- [Activity]
Drop every image, then reproduce the data exactly as given.
———
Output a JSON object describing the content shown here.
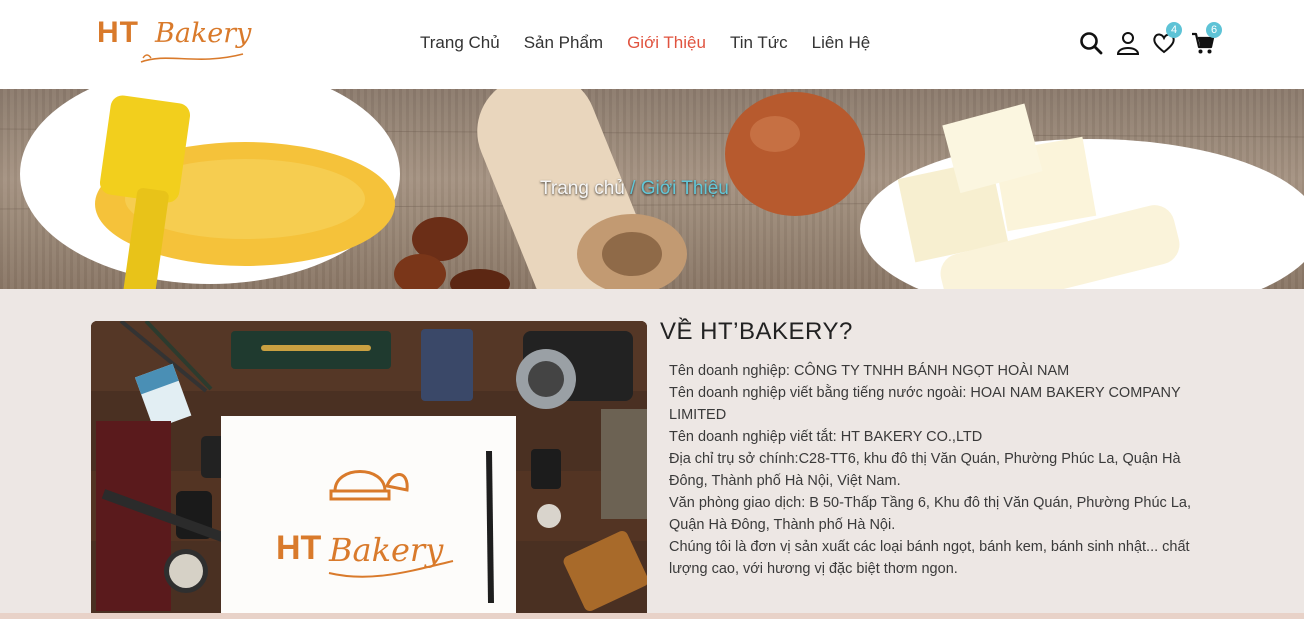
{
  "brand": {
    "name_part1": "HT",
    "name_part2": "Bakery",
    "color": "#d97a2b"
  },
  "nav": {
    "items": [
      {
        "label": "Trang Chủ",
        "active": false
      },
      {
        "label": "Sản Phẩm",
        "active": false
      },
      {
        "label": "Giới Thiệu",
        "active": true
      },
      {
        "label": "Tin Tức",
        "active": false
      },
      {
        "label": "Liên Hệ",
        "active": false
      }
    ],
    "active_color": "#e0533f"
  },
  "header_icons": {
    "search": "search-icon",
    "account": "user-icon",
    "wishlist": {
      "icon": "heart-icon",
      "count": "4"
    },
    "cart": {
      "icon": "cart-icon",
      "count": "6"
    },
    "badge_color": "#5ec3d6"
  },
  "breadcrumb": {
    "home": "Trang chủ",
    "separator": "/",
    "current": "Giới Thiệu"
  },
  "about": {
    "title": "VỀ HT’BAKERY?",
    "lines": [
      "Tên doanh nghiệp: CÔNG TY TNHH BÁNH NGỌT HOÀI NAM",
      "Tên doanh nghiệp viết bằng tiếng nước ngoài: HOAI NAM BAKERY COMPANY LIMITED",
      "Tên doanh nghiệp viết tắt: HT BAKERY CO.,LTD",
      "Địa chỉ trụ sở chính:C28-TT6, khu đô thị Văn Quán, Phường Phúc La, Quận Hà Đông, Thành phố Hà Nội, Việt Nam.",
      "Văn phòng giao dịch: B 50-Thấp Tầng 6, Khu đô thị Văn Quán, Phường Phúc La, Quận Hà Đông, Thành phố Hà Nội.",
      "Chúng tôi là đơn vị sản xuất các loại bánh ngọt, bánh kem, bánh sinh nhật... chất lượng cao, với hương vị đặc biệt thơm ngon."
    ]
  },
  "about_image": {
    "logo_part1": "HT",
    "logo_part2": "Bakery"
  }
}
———
- [Problem solution]
Output a JSON object describing the content shown here.
{
  "brand": {
    "name_part1": "HT",
    "name_part2": "Bakery",
    "color": "#d97a2b"
  },
  "nav": {
    "items": [
      {
        "label": "Trang Chủ",
        "active": false
      },
      {
        "label": "Sản Phẩm",
        "active": false
      },
      {
        "label": "Giới Thiệu",
        "active": true
      },
      {
        "label": "Tin Tức",
        "active": false
      },
      {
        "label": "Liên Hệ",
        "active": false
      }
    ],
    "active_color": "#e0533f"
  },
  "header_icons": {
    "search": "search-icon",
    "account": "user-icon",
    "wishlist": {
      "icon": "heart-icon",
      "count": "4"
    },
    "cart": {
      "icon": "cart-icon",
      "count": "6"
    },
    "badge_color": "#5ec3d6"
  },
  "breadcrumb": {
    "home": "Trang chủ",
    "separator": "/",
    "current": "Giới Thiệu"
  },
  "about": {
    "title": "VỀ HT’BAKERY?",
    "lines": [
      "Tên doanh nghiệp: CÔNG TY TNHH BÁNH NGỌT HOÀI NAM",
      "Tên doanh nghiệp viết bằng tiếng nước ngoài: HOAI NAM BAKERY COMPANY LIMITED",
      "Tên doanh nghiệp viết tắt: HT BAKERY CO.,LTD",
      "Địa chỉ trụ sở chính:C28-TT6, khu đô thị Văn Quán, Phường Phúc La, Quận Hà Đông, Thành phố Hà Nội, Việt Nam.",
      "Văn phòng giao dịch: B 50-Thấp Tầng 6, Khu đô thị Văn Quán, Phường Phúc La, Quận Hà Đông, Thành phố Hà Nội.",
      "Chúng tôi là đơn vị sản xuất các loại bánh ngọt, bánh kem, bánh sinh nhật... chất lượng cao, với hương vị đặc biệt thơm ngon."
    ]
  },
  "about_image": {
    "logo_part1": "HT",
    "logo_part2": "Bakery"
  }
}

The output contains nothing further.